Seasonal affective disorder (SAD) is a recurring depression that affects individuals mostly during the winter months and recedes during the spring and summer.
How common is SAD?
It's estimated that between 2 and 6 per cent of Canadians suffer from SAD, with about 75 per cent of those affecting women between the ages of 20 and 49. Though SAD is most common during these ages, it can also occur in children, adolescents, and the elderly.
What causes SAD?
The exact cause of SAD is still unknown, but researchers suspect that an increased level of melatonin in the blood could be a factor. Melatonin increases the need and desire to sleep. SAD affects people more during the colder, darker months because the body produces more melatonin during this time.
Decreased exposure to sunlight resulting in an increased production of melatonin causes the biological clock that regulates mood, sleep, and hormones to run slower in winter.
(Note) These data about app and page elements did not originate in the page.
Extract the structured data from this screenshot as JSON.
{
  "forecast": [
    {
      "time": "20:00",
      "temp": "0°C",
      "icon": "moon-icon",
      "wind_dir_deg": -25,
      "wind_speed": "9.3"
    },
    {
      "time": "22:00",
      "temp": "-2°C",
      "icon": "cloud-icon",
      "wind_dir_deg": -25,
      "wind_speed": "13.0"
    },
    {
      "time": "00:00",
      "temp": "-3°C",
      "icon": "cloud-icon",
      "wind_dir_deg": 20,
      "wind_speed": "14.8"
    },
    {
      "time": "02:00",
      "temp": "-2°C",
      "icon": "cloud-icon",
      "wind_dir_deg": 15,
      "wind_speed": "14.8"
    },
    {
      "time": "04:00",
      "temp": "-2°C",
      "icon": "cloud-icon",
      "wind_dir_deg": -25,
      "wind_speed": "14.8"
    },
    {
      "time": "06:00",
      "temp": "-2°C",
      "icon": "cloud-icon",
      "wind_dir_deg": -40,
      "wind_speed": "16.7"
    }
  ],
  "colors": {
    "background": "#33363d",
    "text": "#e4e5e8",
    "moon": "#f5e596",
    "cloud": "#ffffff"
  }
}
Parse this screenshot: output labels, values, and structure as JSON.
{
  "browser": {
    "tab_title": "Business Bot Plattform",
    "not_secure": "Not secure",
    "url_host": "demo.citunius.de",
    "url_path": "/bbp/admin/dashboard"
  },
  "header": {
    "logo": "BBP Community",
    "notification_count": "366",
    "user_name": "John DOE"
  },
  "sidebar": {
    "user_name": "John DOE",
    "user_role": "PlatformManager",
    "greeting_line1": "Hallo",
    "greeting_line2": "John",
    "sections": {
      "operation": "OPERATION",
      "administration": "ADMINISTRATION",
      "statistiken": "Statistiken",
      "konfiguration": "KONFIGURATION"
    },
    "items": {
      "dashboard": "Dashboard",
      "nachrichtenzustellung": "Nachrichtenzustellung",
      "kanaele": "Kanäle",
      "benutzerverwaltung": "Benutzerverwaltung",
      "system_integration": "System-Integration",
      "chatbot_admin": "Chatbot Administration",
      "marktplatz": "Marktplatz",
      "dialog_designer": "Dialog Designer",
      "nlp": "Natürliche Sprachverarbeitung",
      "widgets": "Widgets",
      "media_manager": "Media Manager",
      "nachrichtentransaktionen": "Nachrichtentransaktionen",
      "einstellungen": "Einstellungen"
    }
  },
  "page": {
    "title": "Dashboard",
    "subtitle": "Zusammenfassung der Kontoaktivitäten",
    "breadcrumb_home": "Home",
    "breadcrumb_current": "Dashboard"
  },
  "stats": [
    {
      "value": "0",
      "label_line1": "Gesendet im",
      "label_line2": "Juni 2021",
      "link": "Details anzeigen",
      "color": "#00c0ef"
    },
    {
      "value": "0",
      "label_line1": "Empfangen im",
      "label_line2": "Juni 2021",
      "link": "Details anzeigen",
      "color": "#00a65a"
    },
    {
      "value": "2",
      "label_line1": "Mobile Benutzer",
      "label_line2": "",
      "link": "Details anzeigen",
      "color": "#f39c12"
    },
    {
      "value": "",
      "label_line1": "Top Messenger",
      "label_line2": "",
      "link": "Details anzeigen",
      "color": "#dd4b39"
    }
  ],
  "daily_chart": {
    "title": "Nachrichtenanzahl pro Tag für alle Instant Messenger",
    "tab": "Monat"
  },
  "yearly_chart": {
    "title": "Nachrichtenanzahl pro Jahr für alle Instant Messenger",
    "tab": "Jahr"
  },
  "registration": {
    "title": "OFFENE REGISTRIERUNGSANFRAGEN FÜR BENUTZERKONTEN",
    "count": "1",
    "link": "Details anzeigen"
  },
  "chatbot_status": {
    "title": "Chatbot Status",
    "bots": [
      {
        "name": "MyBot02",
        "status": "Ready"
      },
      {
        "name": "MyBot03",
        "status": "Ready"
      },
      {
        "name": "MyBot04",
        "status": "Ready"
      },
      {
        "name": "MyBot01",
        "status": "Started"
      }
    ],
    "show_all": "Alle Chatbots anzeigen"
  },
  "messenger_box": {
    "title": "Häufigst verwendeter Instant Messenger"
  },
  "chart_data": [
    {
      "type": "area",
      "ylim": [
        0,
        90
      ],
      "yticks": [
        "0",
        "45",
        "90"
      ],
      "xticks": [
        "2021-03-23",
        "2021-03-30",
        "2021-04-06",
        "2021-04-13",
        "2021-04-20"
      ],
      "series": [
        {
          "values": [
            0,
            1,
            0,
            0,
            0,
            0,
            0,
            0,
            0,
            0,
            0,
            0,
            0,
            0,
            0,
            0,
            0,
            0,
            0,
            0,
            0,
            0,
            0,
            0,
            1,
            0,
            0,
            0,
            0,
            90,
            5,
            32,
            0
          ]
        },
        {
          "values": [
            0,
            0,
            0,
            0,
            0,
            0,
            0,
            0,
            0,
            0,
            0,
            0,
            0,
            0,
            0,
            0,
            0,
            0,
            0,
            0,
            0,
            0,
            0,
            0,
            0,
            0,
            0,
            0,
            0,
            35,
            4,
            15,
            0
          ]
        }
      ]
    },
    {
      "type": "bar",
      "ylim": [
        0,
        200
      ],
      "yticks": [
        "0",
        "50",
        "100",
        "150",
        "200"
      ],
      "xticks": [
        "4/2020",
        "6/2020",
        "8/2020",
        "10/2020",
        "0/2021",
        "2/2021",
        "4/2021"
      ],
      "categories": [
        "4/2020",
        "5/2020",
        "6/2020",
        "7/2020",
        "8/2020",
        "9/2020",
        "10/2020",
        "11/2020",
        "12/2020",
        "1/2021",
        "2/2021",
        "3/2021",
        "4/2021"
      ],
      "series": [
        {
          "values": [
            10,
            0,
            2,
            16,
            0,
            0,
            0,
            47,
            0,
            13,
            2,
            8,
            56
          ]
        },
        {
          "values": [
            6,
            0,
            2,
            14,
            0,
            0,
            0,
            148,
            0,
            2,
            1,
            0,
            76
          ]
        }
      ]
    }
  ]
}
This is why those most affected by SAD tend to live in areas that experience decreased daylight for months at a time.
What are the symptoms of SAD?
Signs of SAD can vary depending on the severity of the condition. Here are some general symptoms:
Coping with SAD
If you feel like you are experiencing some or all of these symptoms, there are a number of ways you can help decrease the effects of the symptoms. In severe cases, your doctor can prescribe medication, but oftentimes self-help tactics can be just as effective:
Many individual and group health plans cover psychological treatment, similar to massage and physiotherapy. It's important to always remember that you are never alone and the best way to help cope with Seasonal Affective Disorder, or any mental health issue, is to talk about it with someone you trust.